Next, a committee of doctors reviews your health and dental records to be sure they are complete and to confirm you are physically and emotionally prepared to handle the rigors of a full-time mission.
After your recommendation forms have passed through these processes, you are ready to be assigned.
Assigning Your Call
Each missionary is called of God through the President of the Church. Specific mission assignments are made by members of the Quorum of the Twelve Apostles who have been assigned and authorized to do so by the prophet.
Each week, depending on the number of missionaries to be assigned, two to four members of the Quorum of the Twelve Apostles meet in separate rooms at Church headquarters. There, after kneeling in prayer and asking for divine guidance, each sits down before a computer screen.

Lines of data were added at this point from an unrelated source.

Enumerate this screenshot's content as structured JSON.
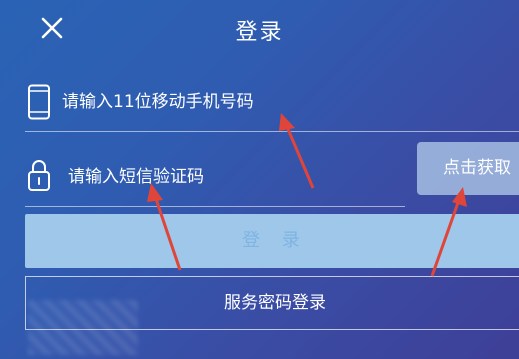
{
  "header": {
    "title": "登录"
  },
  "form": {
    "phone_placeholder": "请输入11位移动手机号码",
    "code_placeholder": "请输入短信验证码",
    "get_code_label": "点击获取",
    "login_label": "登 录",
    "password_login_label": "服务密码登录"
  },
  "icons": {
    "close": "close-icon",
    "phone": "phone-icon",
    "lock": "lock-icon"
  },
  "colors": {
    "arrow": "#e0453a",
    "login_button_bg": "#9ec7ea"
  }
}
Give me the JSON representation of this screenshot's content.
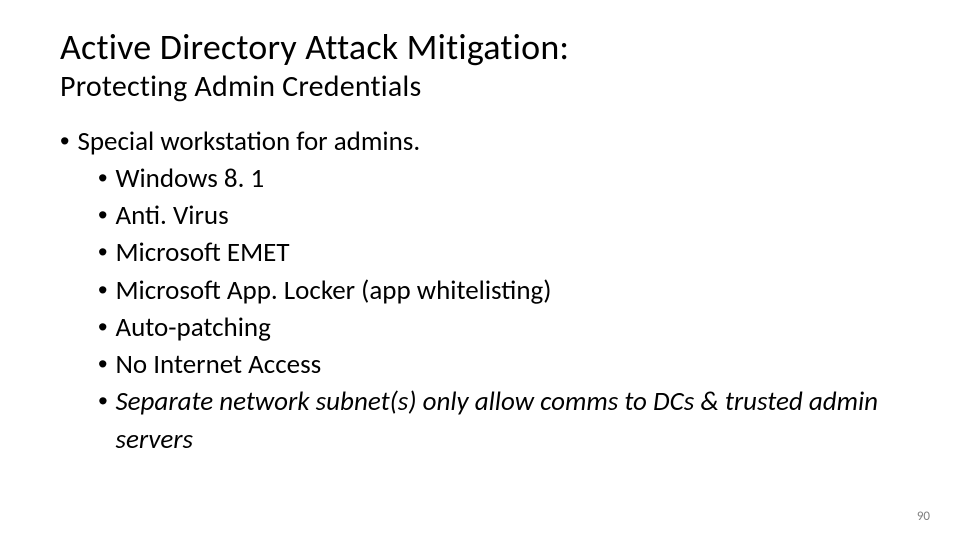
{
  "title": "Active Directory Attack Mitigation:",
  "subtitle": "Protecting Admin Credentials",
  "bullets": {
    "top": "Special workstation for admins.",
    "subs": [
      {
        "text": "Windows 8. 1",
        "italic": false
      },
      {
        "text": "Anti. Virus",
        "italic": false
      },
      {
        "text": "Microsoft EMET",
        "italic": false
      },
      {
        "text": "Microsoft App. Locker (app whitelisting)",
        "italic": false
      },
      {
        "text": "Auto-patching",
        "italic": false
      },
      {
        "text": "No Internet Access",
        "italic": false
      },
      {
        "text": "Separate network subnet(s) only allow comms to DCs & trusted admin servers",
        "italic": true
      }
    ]
  },
  "slide_number": "90"
}
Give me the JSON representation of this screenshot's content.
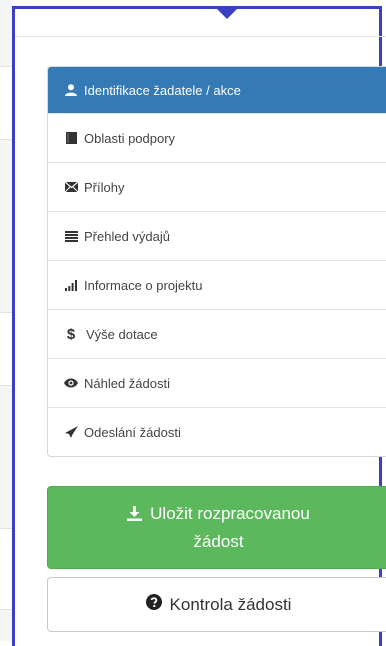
{
  "menu": {
    "items": [
      {
        "label": "Identifikace žadatele / akce",
        "icon": "user-icon",
        "active": true
      },
      {
        "label": "Oblasti podpory",
        "icon": "book-icon",
        "active": false
      },
      {
        "label": "Přílohy",
        "icon": "envelope-icon",
        "active": false
      },
      {
        "label": "Přehled výdajů",
        "icon": "list-icon",
        "active": false
      },
      {
        "label": "Informace o projektu",
        "icon": "signal-icon",
        "active": false
      },
      {
        "label": "Výše dotace",
        "icon": "dollar-icon",
        "active": false
      },
      {
        "label": "Náhled žádosti",
        "icon": "eye-icon",
        "active": false
      },
      {
        "label": "Odeslání žádosti",
        "icon": "send-icon",
        "active": false
      }
    ]
  },
  "actions": {
    "save_line1": "Uložit rozpracovanou",
    "save_line2": "žádost",
    "check_label": "Kontrola žádosti"
  },
  "colors": {
    "active": "#337ab7",
    "success": "#5cb85c",
    "highlight_frame": "#3a3fc4"
  }
}
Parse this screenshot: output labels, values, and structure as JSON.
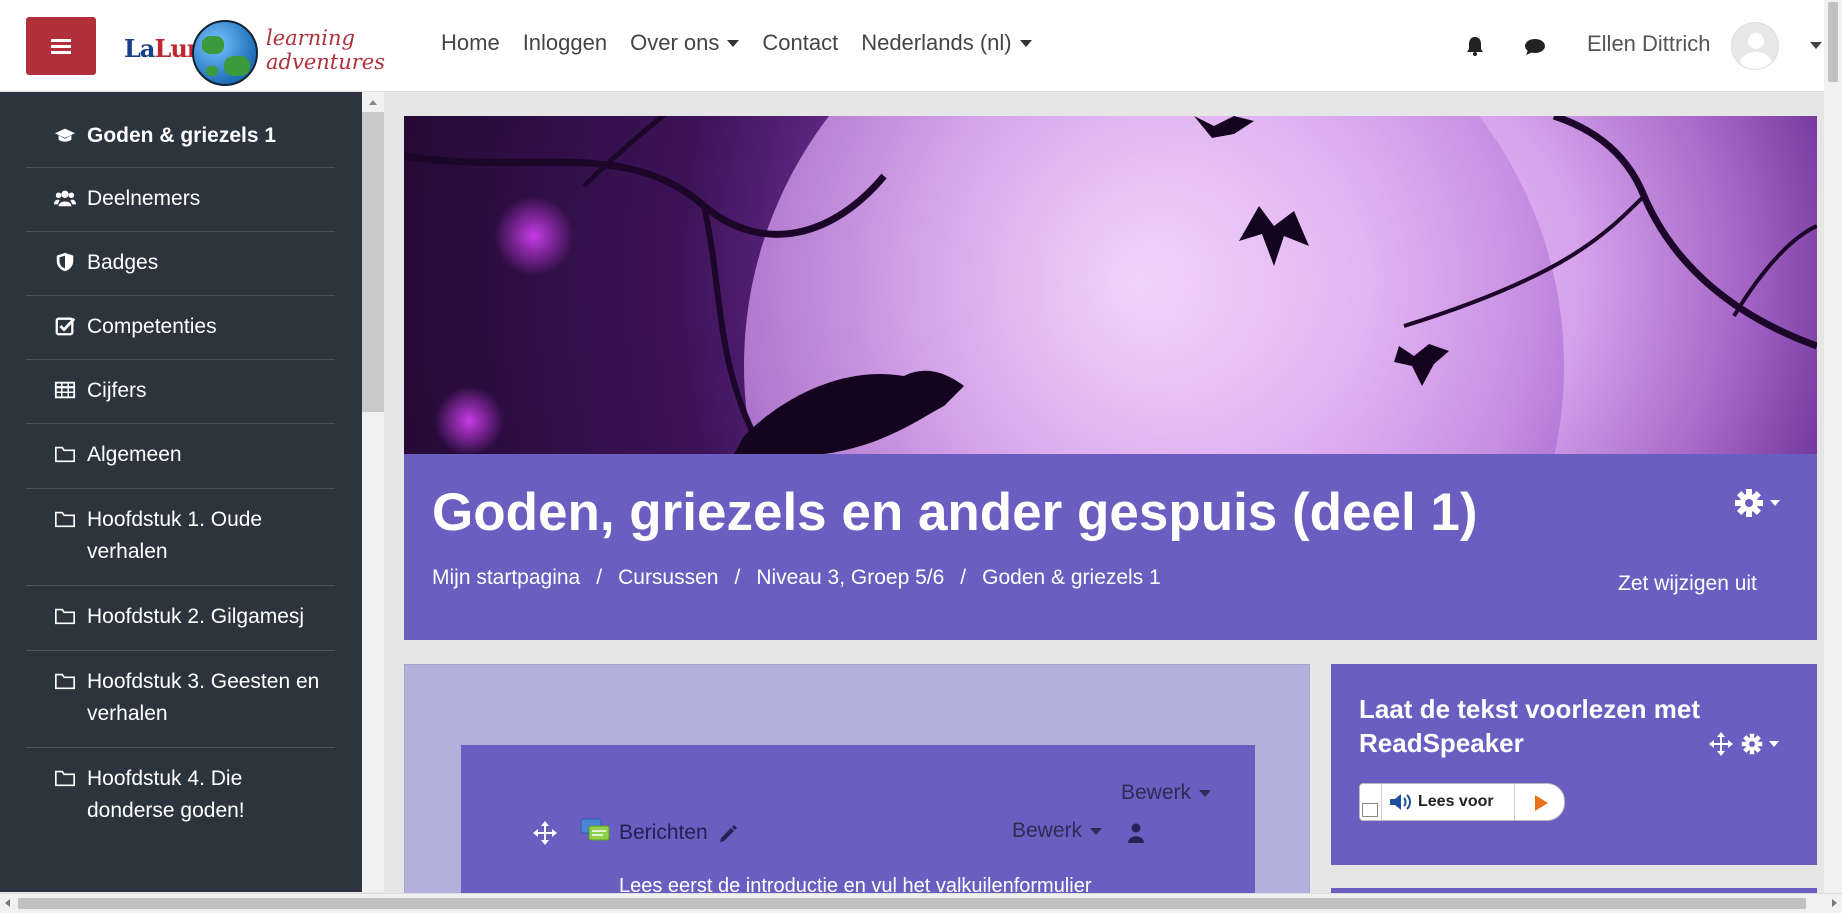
{
  "brand": {
    "logo_text_la": "La",
    "logo_text_luna": "Luna",
    "logo_tagline_1": "learning",
    "logo_tagline_2": "adventures"
  },
  "navbar": {
    "menu_icon": "hamburger-icon",
    "links": [
      {
        "label": "Home"
      },
      {
        "label": "Inloggen"
      },
      {
        "label": "Over ons"
      },
      {
        "label": "Contact"
      },
      {
        "label": "Nederlands (nl)"
      }
    ],
    "notification_icon": "bell-icon",
    "messages_icon": "chat-icon",
    "user_name": "Ellen Dittrich"
  },
  "drawer": {
    "items": [
      {
        "label": "Goden & griezels 1",
        "icon": "graduation-cap-icon"
      },
      {
        "label": "Deelnemers",
        "icon": "users-icon"
      },
      {
        "label": "Badges",
        "icon": "shield-icon"
      },
      {
        "label": "Competenties",
        "icon": "check-square-icon"
      },
      {
        "label": "Cijfers",
        "icon": "table-icon"
      },
      {
        "label": "Algemeen",
        "icon": "folder-icon"
      },
      {
        "label": "Hoofdstuk 1. Oude verhalen",
        "icon": "folder-icon"
      },
      {
        "label": "Hoofdstuk 2. Gilgamesj",
        "icon": "folder-icon"
      },
      {
        "label": "Hoofdstuk 3. Geesten en verhalen",
        "icon": "folder-icon"
      },
      {
        "label": "Hoofdstuk 4. Die donderse goden!",
        "icon": "folder-icon"
      }
    ]
  },
  "course": {
    "title": "Goden, griezels en ander gespuis (deel 1)",
    "breadcrumb": [
      "Mijn startpagina",
      "Cursussen",
      "Niveau 3, Groep 5/6",
      "Goden & griezels 1"
    ],
    "breadcrumb_separator": "/",
    "edit_toggle": "Zet wijzigen uit"
  },
  "berichten_block": {
    "edit_menu_top": "Bewerk",
    "edit_menu_activity": "Bewerk",
    "activity_name": "Berichten",
    "intro": "Lees eerst de introductie en vul het valkuilenformulier"
  },
  "readspeaker_block": {
    "title": "Laat de tekst voorlezen met ReadSpeaker",
    "player_label": "Lees voor"
  },
  "colors": {
    "accent": "#6a5fc1",
    "brand_red": "#b0313c",
    "drawer_bg": "#2c353d",
    "play_orange": "#e8731b"
  }
}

On that screen, one at a time, prospective missionaries’ pictures and personal information appear, along with the current needs of all of the Church’s missions. Each missionary is personally assigned to a specific mission.
Elder Thomas S. Monson, while a member of the Quorum of the Twelve Apostles, said, “This I know—divine inspiration attends such sacred assignments” (“The Army of the Lord,” Ensign, May 1979, 36).
Receiving Your Call
After you are called and assigned, your call letter and packet of mission information are soon mailed to you. The call process takes from two to six weeks, depending on where you live and the proper completion of your papers before they are sent in.
Anyone who has had the experience of opening a mission call knows what a thrilling and spiritual experience it can be. When Joel Hiller of Taylorsville, Utah, saw the white envelope his mother had placed on the kitchen table, his heart jumped, and he could hardly wait until his family and two close friends were able to join him at his home a few hours later.
After what seemed like the longest three hours of Joel’s life, major excitement erupted as everyone gathered together, talking, laughing, and speculating. But a spiritual calm suddenly filled the room as Joel opened the envelope and began to read aloud the words of the prophet: “Dear Elder Hiller, You are hereby called to serve as a missionary of The Church of Jesus Christ of Latter-day Saints.”
Joel describes what he experienced as he continued reading the letter: “I felt honored to be called, and the Spirit bore an immediate witness that this was the right thing and the right mission for me. It was a once-in-a-lifetime experience.”